_Work instruction_. Scan the material and copy out each line where the word "data" occurs.

_Exercise materials_.
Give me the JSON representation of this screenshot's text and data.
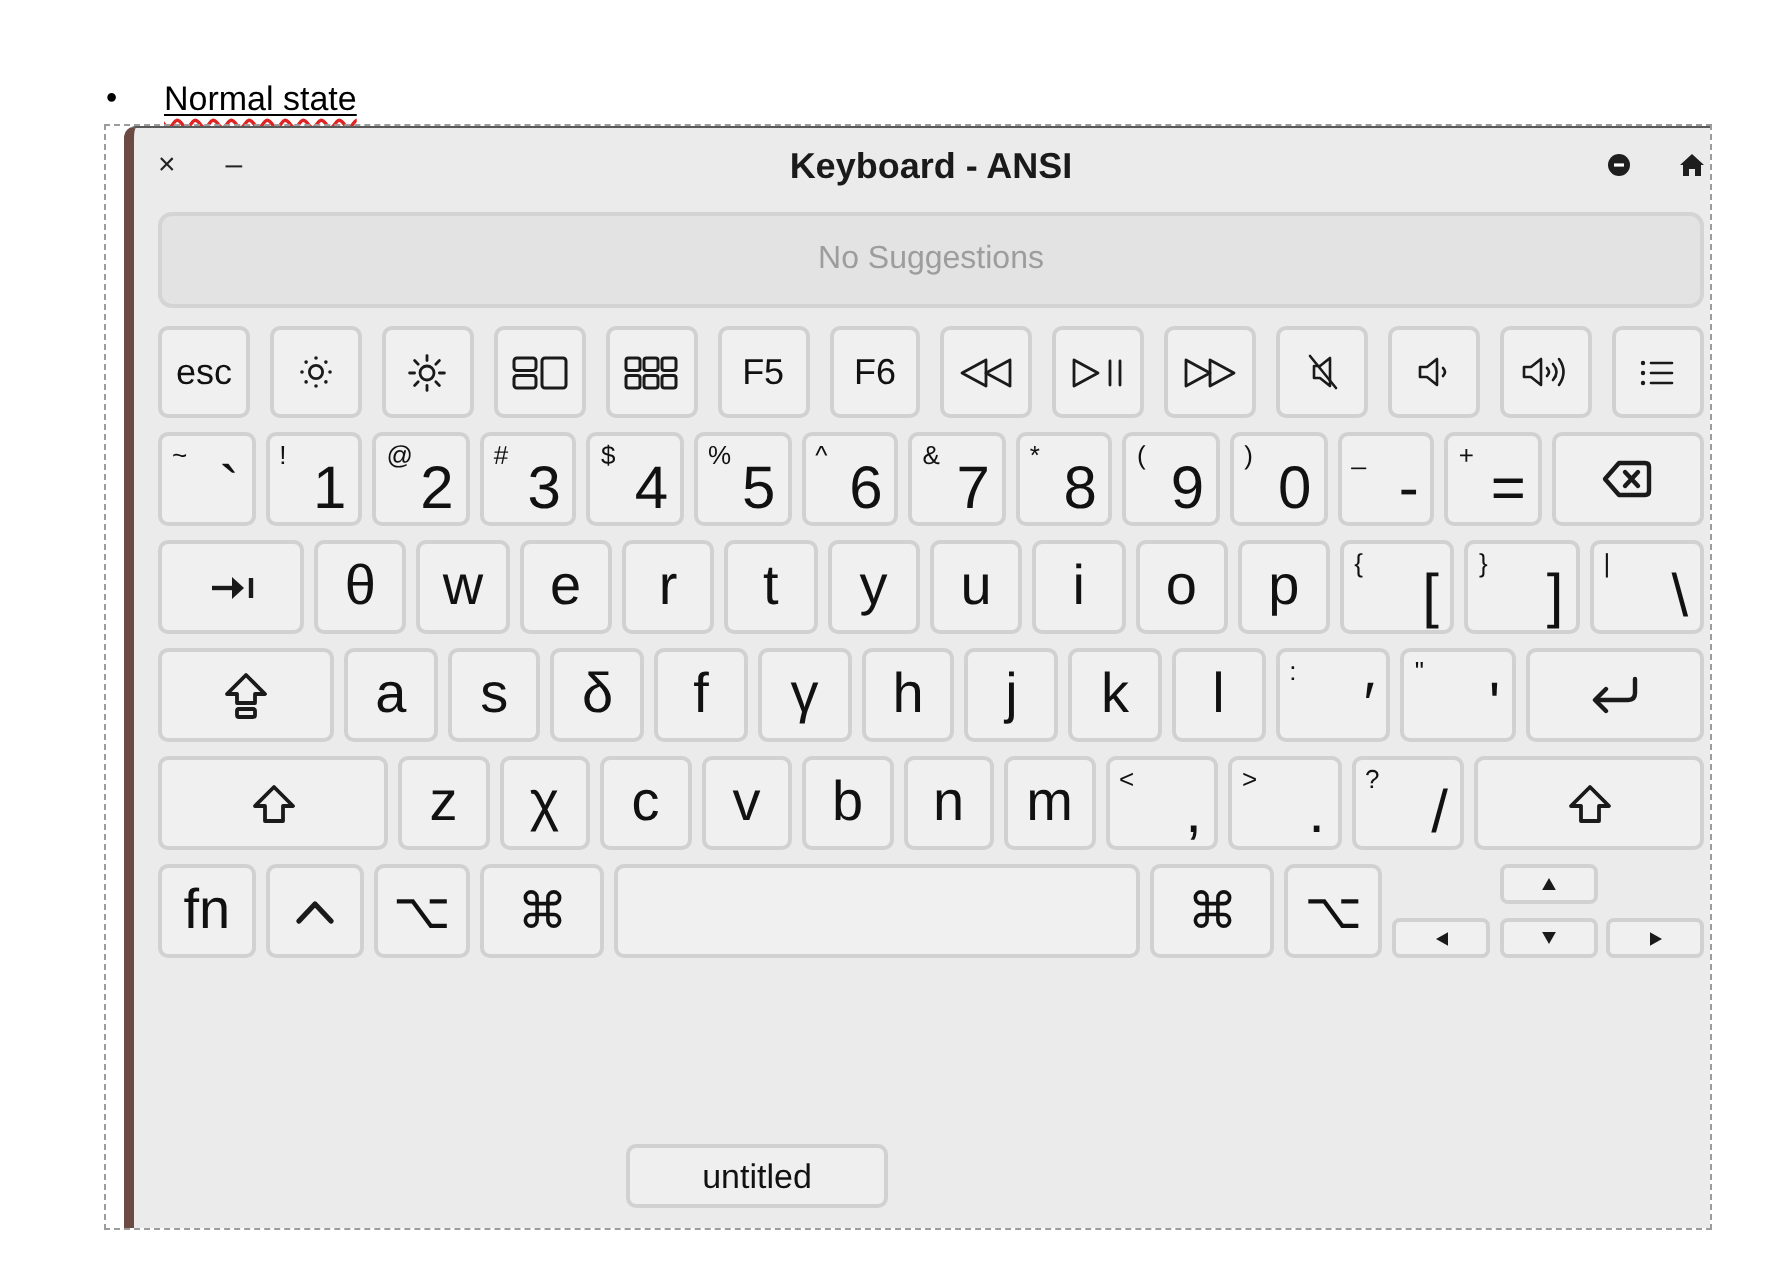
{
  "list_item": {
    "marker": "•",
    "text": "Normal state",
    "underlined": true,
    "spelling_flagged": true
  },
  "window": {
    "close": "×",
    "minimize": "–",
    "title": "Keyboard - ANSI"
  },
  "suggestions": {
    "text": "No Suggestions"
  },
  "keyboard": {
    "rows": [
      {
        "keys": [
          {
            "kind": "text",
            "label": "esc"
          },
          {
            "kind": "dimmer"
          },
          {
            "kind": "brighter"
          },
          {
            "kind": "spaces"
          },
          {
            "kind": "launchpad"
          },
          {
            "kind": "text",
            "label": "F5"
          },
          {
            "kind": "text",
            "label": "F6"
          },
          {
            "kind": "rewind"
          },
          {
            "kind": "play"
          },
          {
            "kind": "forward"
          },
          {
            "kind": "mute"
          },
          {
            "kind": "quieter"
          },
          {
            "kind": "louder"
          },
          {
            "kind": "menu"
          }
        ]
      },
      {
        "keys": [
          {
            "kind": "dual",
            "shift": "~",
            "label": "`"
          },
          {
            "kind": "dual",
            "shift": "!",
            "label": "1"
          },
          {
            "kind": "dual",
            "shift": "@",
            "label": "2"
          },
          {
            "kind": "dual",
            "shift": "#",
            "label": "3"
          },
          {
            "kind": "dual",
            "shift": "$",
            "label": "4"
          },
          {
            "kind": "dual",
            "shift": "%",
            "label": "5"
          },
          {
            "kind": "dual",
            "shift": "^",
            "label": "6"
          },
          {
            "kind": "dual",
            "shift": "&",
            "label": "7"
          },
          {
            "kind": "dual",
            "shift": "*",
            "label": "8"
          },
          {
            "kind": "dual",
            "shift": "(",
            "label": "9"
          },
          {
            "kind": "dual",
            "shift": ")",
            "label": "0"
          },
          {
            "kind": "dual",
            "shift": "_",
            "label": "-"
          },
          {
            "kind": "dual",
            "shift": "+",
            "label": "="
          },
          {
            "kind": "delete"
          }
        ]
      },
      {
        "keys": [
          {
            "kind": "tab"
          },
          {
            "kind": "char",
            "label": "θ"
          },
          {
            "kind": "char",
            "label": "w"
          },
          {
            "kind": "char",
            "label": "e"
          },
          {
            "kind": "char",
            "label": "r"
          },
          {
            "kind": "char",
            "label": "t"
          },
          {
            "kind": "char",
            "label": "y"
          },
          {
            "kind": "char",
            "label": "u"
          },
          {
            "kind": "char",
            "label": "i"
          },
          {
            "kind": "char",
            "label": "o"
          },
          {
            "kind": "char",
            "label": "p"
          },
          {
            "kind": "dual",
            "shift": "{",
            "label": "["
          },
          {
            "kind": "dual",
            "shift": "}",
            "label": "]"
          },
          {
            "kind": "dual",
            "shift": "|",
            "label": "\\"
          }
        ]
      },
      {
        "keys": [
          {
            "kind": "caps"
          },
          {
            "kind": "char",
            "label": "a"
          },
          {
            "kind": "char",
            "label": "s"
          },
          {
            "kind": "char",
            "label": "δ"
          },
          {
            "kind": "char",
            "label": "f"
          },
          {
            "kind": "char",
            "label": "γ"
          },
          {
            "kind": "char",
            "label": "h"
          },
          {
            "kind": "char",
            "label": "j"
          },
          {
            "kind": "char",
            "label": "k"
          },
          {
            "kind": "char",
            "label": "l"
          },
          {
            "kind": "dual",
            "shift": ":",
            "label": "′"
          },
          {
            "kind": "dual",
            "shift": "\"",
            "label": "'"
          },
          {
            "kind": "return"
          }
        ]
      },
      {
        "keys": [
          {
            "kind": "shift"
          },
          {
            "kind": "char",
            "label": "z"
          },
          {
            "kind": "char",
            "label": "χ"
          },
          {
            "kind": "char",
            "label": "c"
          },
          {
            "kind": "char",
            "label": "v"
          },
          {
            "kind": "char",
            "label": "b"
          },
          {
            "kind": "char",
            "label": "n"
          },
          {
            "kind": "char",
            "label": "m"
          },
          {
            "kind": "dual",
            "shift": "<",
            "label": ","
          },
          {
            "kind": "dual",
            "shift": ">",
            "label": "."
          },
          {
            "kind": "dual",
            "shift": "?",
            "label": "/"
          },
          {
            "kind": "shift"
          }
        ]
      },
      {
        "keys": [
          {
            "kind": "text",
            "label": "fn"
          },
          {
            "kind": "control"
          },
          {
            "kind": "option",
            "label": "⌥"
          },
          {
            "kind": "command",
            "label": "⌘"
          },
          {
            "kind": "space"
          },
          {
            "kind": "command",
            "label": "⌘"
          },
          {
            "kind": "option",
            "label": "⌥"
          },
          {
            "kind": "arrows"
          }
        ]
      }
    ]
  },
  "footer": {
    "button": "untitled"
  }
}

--

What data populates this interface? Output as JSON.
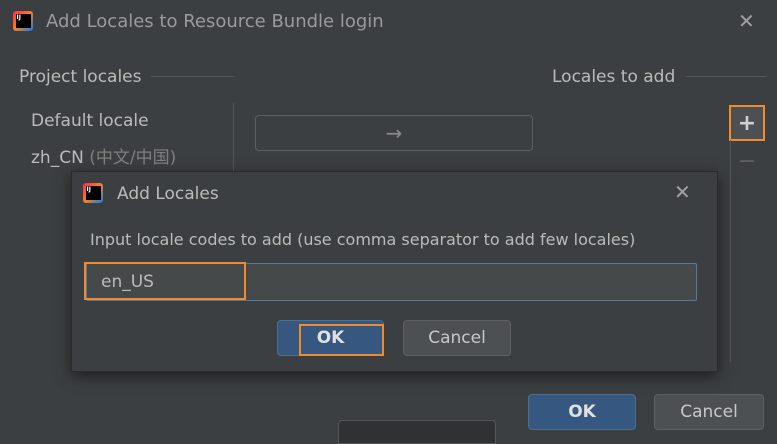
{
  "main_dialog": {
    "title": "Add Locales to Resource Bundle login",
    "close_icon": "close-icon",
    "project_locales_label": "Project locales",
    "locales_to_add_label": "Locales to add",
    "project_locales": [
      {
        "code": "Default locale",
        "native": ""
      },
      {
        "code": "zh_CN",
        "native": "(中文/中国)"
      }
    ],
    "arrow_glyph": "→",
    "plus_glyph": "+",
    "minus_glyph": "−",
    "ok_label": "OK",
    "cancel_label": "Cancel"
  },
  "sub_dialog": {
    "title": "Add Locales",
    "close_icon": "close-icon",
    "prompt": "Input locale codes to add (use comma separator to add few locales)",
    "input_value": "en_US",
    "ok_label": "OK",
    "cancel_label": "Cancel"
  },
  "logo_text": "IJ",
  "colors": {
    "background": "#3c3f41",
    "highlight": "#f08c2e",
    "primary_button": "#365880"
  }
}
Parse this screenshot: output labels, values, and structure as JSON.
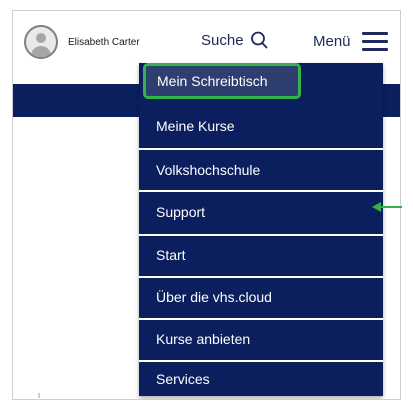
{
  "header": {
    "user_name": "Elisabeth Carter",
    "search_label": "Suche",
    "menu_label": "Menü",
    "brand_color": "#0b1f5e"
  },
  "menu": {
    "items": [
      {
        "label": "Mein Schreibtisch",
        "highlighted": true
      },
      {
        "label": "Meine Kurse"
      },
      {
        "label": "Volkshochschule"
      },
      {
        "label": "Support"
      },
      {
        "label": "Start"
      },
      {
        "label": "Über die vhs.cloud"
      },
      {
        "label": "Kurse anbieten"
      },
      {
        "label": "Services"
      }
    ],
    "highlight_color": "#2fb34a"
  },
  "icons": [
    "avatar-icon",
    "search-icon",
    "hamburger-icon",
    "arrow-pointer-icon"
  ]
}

_Task response_.
Give me the JSON representation of this screenshot's text and data.
What data populates this interface? Output as JSON.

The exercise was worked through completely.